[[ DATASET RECORDS, beginning ]]

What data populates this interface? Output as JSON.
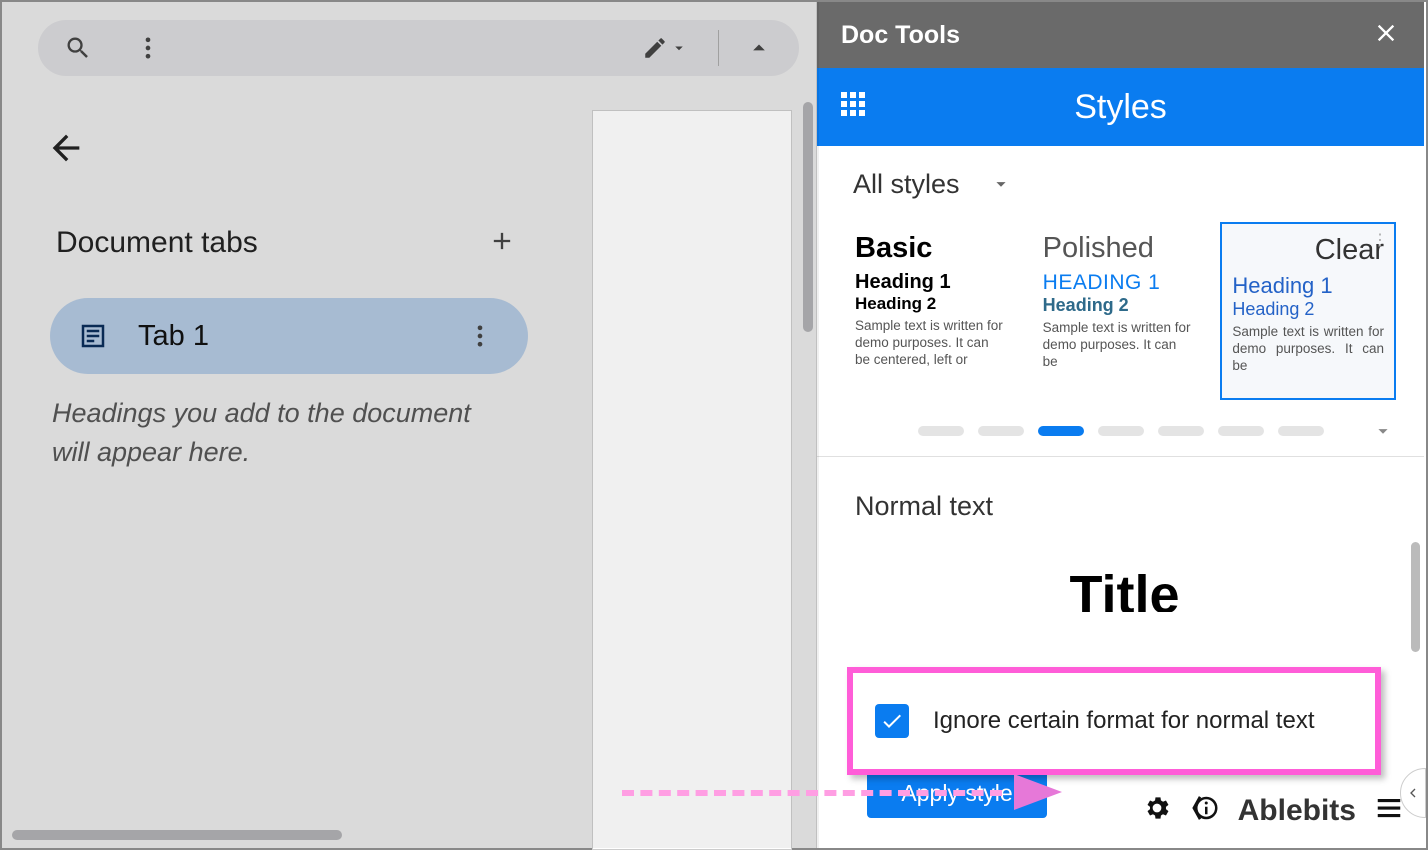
{
  "docTabs": {
    "header": "Document tabs",
    "tab1": "Tab 1",
    "hint": "Headings you add to the document will appear here."
  },
  "panel": {
    "title": "Doc Tools",
    "section": "Styles",
    "filter": "All styles",
    "cards": {
      "basic": {
        "title": "Basic",
        "h1": "Heading 1",
        "h2": "Heading 2",
        "body": "Sample text is written for demo purposes. It can be centered, left or"
      },
      "polished": {
        "title": "Polished",
        "h1": "HEADING 1",
        "h2": "Heading 2",
        "body": "Sample text is written for demo purposes. It can be"
      },
      "clear": {
        "title": "Clear",
        "h1": "Heading 1",
        "h2": "Heading 2",
        "body": "Sample text is written for demo purposes. It can be"
      }
    },
    "normalText": "Normal text",
    "titlePreview": "Title",
    "checkboxLabel": "Ignore certain format for normal text",
    "applyBtn": "Apply style",
    "brand": "Ablebits"
  }
}
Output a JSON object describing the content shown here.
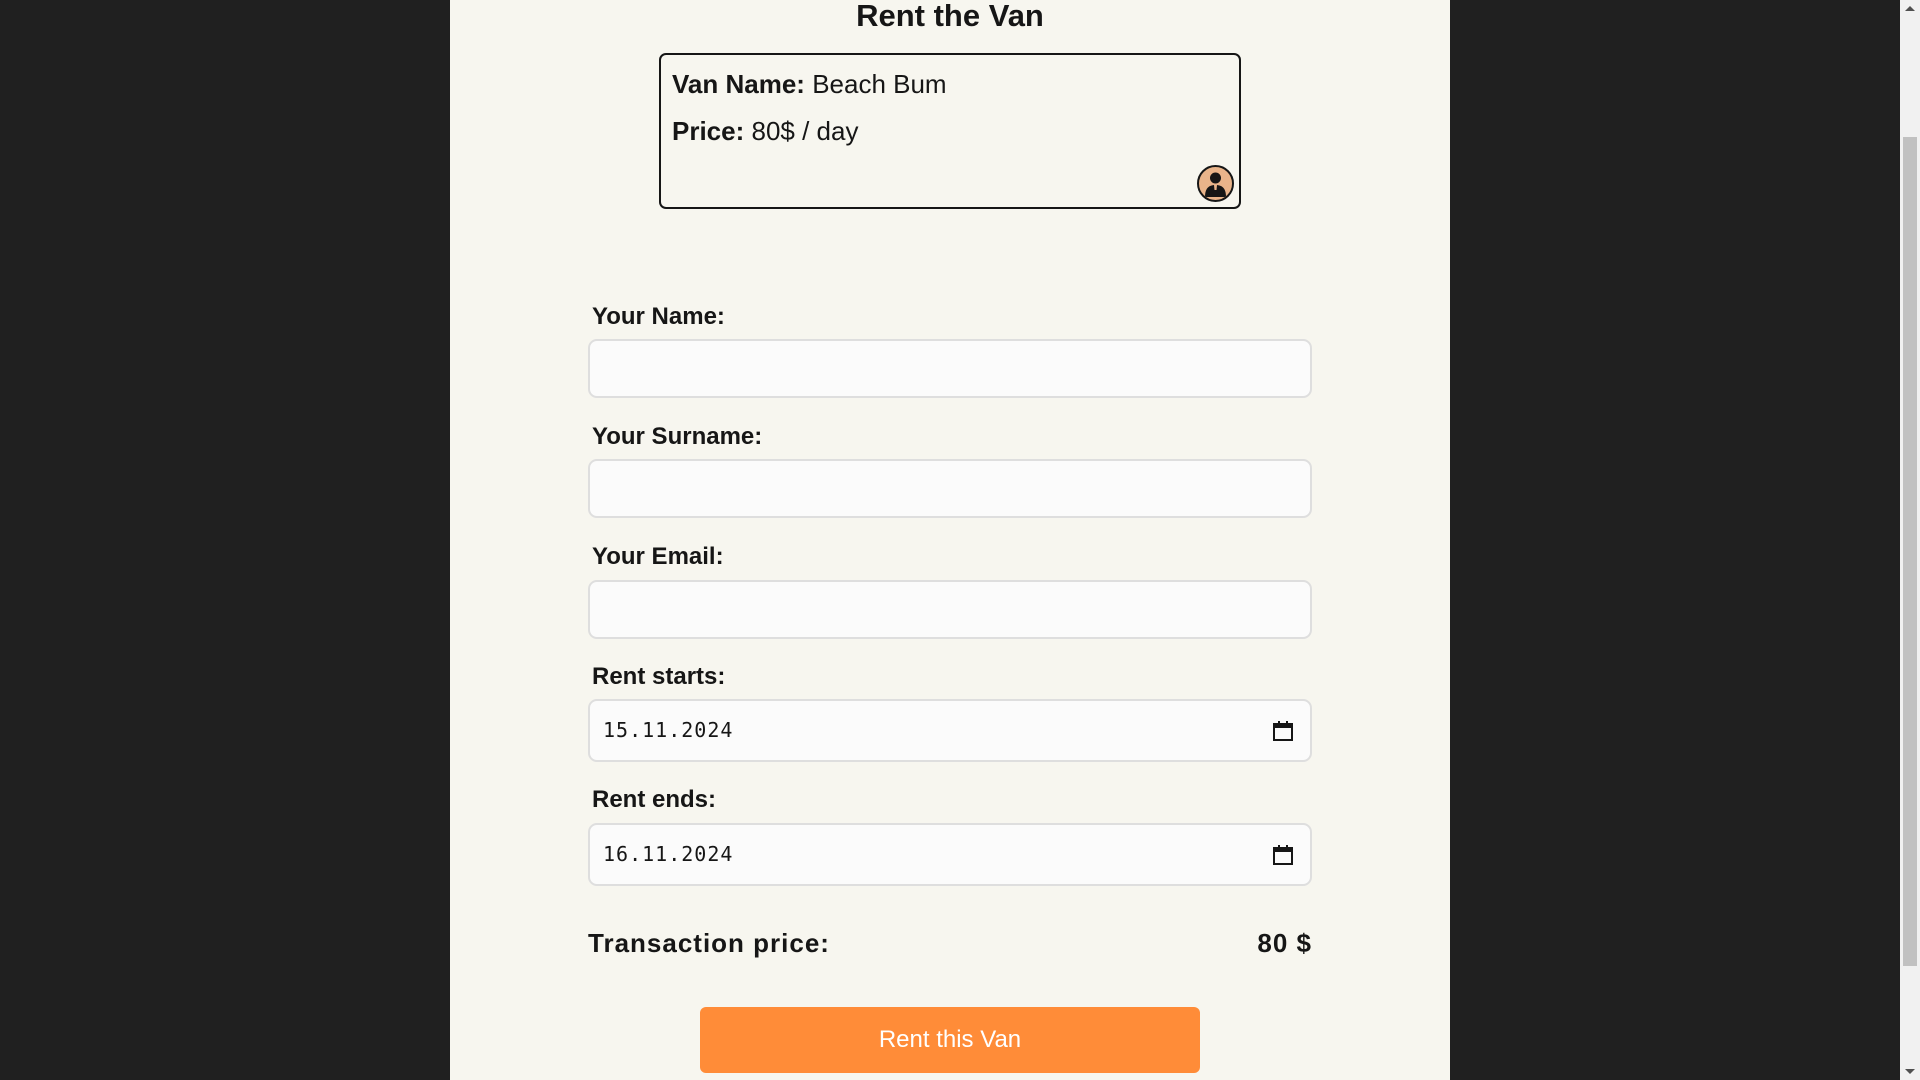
{
  "page": {
    "title": "Rent the Van"
  },
  "van": {
    "name_label": "Van Name:",
    "name_value": "Beach Bum",
    "price_label": "Price:",
    "price_value": "80$ / day",
    "avatar_icon": "user-avatar-icon"
  },
  "form": {
    "name_label": "Your Name:",
    "name_value": "",
    "surname_label": "Your Surname:",
    "surname_value": "",
    "email_label": "Your Email:",
    "email_value": "",
    "start_label": "Rent starts:",
    "start_value": "15.11.2024",
    "end_label": "Rent ends:",
    "end_value": "16.11.2024",
    "calendar_icon": "calendar-icon"
  },
  "summary": {
    "label": "Transaction price:",
    "value": "80 $"
  },
  "actions": {
    "rent_label": "Rent this Van"
  },
  "colors": {
    "page_bg": "#f7f6ef",
    "outer_bg": "#202020",
    "accent": "#ff8c38"
  }
}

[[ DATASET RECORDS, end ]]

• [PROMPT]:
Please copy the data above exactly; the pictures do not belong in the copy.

• [EXERCISE SOLUTION]:
What data populates this interface? Output as JSON.
{
  "docTabs": {
    "header": "Document tabs",
    "tab1": "Tab 1",
    "hint": "Headings you add to the document will appear here."
  },
  "panel": {
    "title": "Doc Tools",
    "section": "Styles",
    "filter": "All styles",
    "cards": {
      "basic": {
        "title": "Basic",
        "h1": "Heading 1",
        "h2": "Heading 2",
        "body": "Sample text is written for demo purposes. It can be centered, left or"
      },
      "polished": {
        "title": "Polished",
        "h1": "HEADING 1",
        "h2": "Heading 2",
        "body": "Sample text is written for demo purposes. It can be"
      },
      "clear": {
        "title": "Clear",
        "h1": "Heading 1",
        "h2": "Heading 2",
        "body": "Sample text is written for demo purposes. It can be"
      }
    },
    "normalText": "Normal text",
    "titlePreview": "Title",
    "checkboxLabel": "Ignore certain format for normal text",
    "applyBtn": "Apply style",
    "brand": "Ablebits"
  }
}
Output a JSON object describing the content shown here.
{
  "page": {
    "title": "Rent the Van"
  },
  "van": {
    "name_label": "Van Name:",
    "name_value": "Beach Bum",
    "price_label": "Price:",
    "price_value": "80$ / day",
    "avatar_icon": "user-avatar-icon"
  },
  "form": {
    "name_label": "Your Name:",
    "name_value": "",
    "surname_label": "Your Surname:",
    "surname_value": "",
    "email_label": "Your Email:",
    "email_value": "",
    "start_label": "Rent starts:",
    "start_value": "15.11.2024",
    "end_label": "Rent ends:",
    "end_value": "16.11.2024",
    "calendar_icon": "calendar-icon"
  },
  "summary": {
    "label": "Transaction price:",
    "value": "80 $"
  },
  "actions": {
    "rent_label": "Rent this Van"
  },
  "colors": {
    "page_bg": "#f7f6ef",
    "outer_bg": "#202020",
    "accent": "#ff8c38"
  }
}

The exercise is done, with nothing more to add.